PM Rishi Sunak declares July 4 as UK election date; vows to protect “hard-earned economic stability”

UK Prime Minister Rishi Sunak announces the 2024 general election date
UK Prime Minister Rishi Sunak announces the 2024 general election date. Photo courtesy: X/@RishiSunak

Rishi Sunak, the first Indian-origin Prime Minister of the United Kingdom, has announced that the UK’s general election will be held on July 4, 2024, saying it is time for the country to choose its future. He has vowed to protect the country’s “hard-earned economic stability”.

In an address from the lectern on the steps of 10 Downing Street on rainy Wednesday evening, Sunak confirmed a summer poll in six weeks’ time and that the Parliament would soon be dissolved after he formally informed King Charles III of the election timeline.

The announcement comes as the governing Conservative Party is forecast for a general election drubbing by most opinion polls. The Opposition Labour Party is holding a firm lead after a series of recent byelections and local election victories.

Sunak, 44, laid out his track record dating back to his term as UK finance minister during the COVID lockdowns in his pitch to the British electorate.

“…I spoke with His Majesty the King to request the dissolution of Parliament and the King has granted this request, and we will have a general election on the fourth of July,” said the prime minister.

In his election pitch, Sunak, who assumed office in October 2022, pointed to the furlough scheme that he introduced as Chancellor of the Exchequer to protect jobs during the pandemic, and the “economic stability” that he brought as prime minister over the “darkest of days” in the United Kingdom.

“As I did then, I will forever do everything in my power to provide you with the strongest possible protection I can. That is my promise to you,” said Sunak.

This hard-earned economic stability was only ever meant to be the beginning. The question now is: how and who do you trust to turn that foundation into a secure future for you, your family and our country? Now is the moment for Britain to choose its future, to decide whether we want to build on the progress we have made or risk going back to square one, with no plan and no certainty.

Rishi Sunak, UK Prime Minister and Conservative Party leader

The leader of the party that wins a majority (326 constituencies) of the UK’s 650 constituencies automatically becomes the Prime Minister of the United Kingdom.

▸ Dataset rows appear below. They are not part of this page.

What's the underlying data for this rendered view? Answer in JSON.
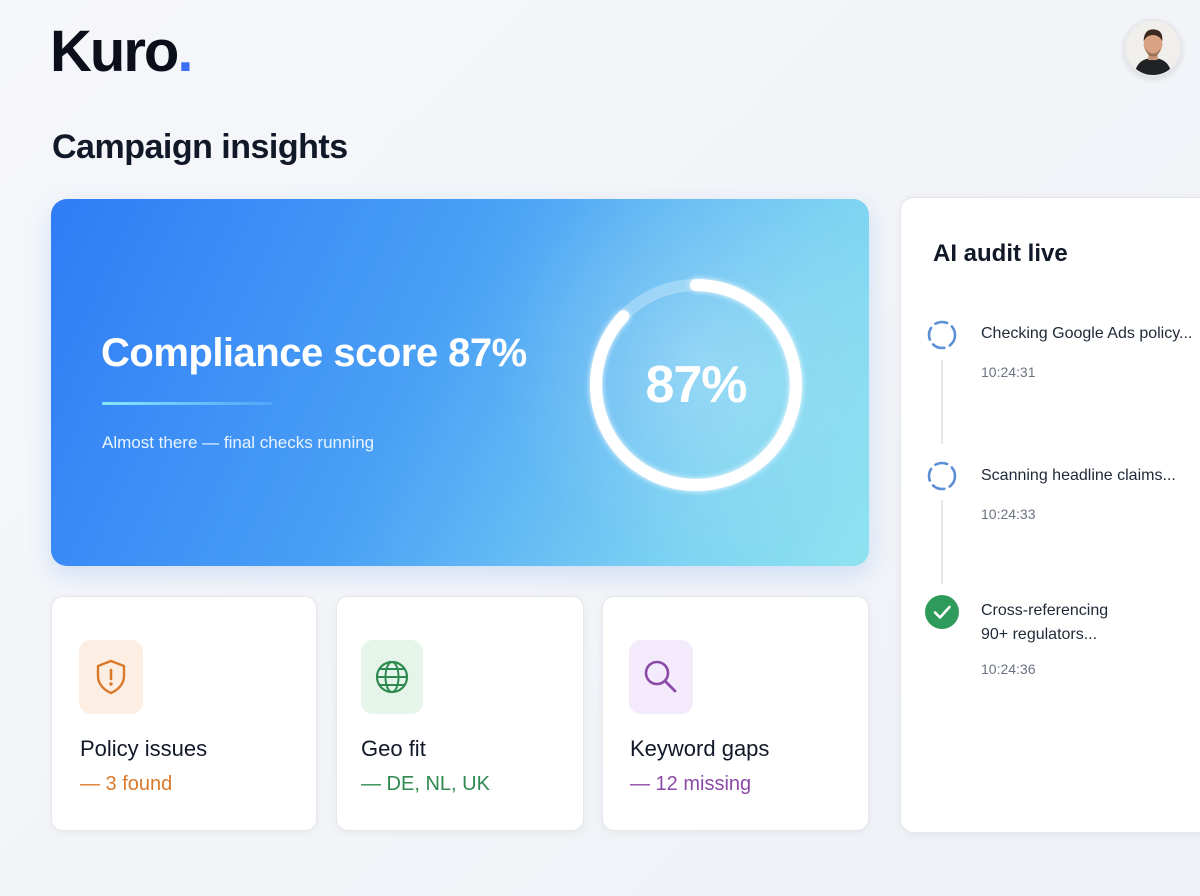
{
  "brand": {
    "name": "Kuro",
    "dot": "."
  },
  "user": {
    "avatar_alt": "User avatar"
  },
  "page": {
    "title": "Campaign insights"
  },
  "hero": {
    "title": "Compliance score 87%",
    "subtitle": "Almost there — final checks running",
    "score_label": "87%",
    "score_value": 0.87
  },
  "cards": [
    {
      "title": "Policy issues",
      "detail": "— 3 found",
      "icon": "shield-alert-icon",
      "color": "#d97a2b",
      "bg": "#fdeee4"
    },
    {
      "title": "Geo fit",
      "detail": "— DE, NL, UK",
      "icon": "globe-icon",
      "color": "#2f8a4f",
      "bg": "#e6f5ea"
    },
    {
      "title": "Keyword gaps",
      "detail": "— 12 missing",
      "icon": "search-icon",
      "color": "#8b4aa8",
      "bg": "#f3eafb"
    }
  ],
  "audit": {
    "title": "AI audit live",
    "steps": [
      {
        "text": "Checking Google Ads policy...",
        "time": "10:24:31",
        "status": "in-progress"
      },
      {
        "text": "Scanning headline claims...",
        "time": "10:24:33",
        "status": "in-progress"
      },
      {
        "text": "Cross-referencing",
        "text2": "90+ regulators...",
        "time": "10:24:36",
        "status": "done"
      }
    ]
  },
  "colors": {
    "accent": "#3b6ff5",
    "success": "#2f9b5a",
    "pending": "#5b8fd6"
  }
}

The Opposition Labour Party immediately welcomed the announcement. “It is the moment the country needs and has been waiting for… a vote for Labour is a vote for stability,” said Labour leader Keir Starmer.

UK Opposition leader Keir Starmer with Labour voters
UK Opposition leader Keir Starmer with Labour voters after the July 4 election date announcement. Photo courtesy: X/@Keir_Starmer

Starmer, 61, urged people to “stop the chaos, turn the page, start to rebuild, vote Labour”. He said that the Labour Party had changed over the past few years and asked for a chance to do the same for the country.

Labour would “return Britain to the service of working people” and transform the country, he said.

If the Conservatives got another five years, Starmer said, “they will be entitled to carry on exactly as they are” and “nothing will change”.

Speculation around a UK general election being around the corner had begun earlier as Sunak chaired a Cabinet meeting, for which ministers rather unusually cut short foreign visits and changed their plans to ensure they could attend.

Sunak had stuck to his stance of a general election in the “second half of this year” when asked in the House of Commons during his weekly Prime Minister’s Questions (PMQs).

However, UK Defence Secretary Grant Shapps delayed his flight to attend a North Atlantic Treaty Organisation (NATO) meeting and Foreign Secretary David Cameron cut short his visit to Albania to be in London for the Cabinet meeting. This was soon directly connected with the prospect of an election date announcement in the offing.

“As I have said repeatedly, there is — spoiler alert — going to be a general election in the second half of this year,” Sunak had told MPs in the Commons.

“At that moment, the British people will, in fact, see the truth… it will be a party [Labour] that is not able to say to the country what it would do, a party that would put at risk our hard-earned economic stability, or the Conservatives who are delivering a secure future for our United Kingdom,” he said.

The election date announcement came on the day of some good news on the UK economy, with inflation figures dropping to 2.3 per cent, the lowest in three years and in line with Sunak’s pledge to cut inflation by more than half from the 11 per cent mark when he took charge in 2022.

“Brighter days are ahead, but only if we stick to the plan to improve economic security and opportunity for everyone,” he said in response to the welcome statistics.

The repeal of the Fixed-term Parliaments Act in 2022 restored the ability of British prime ministers to set election dates. However, by law, a general election has to take place at least every five years, which made January 2025 the outermost deadline for Sunak to go to the ballot box.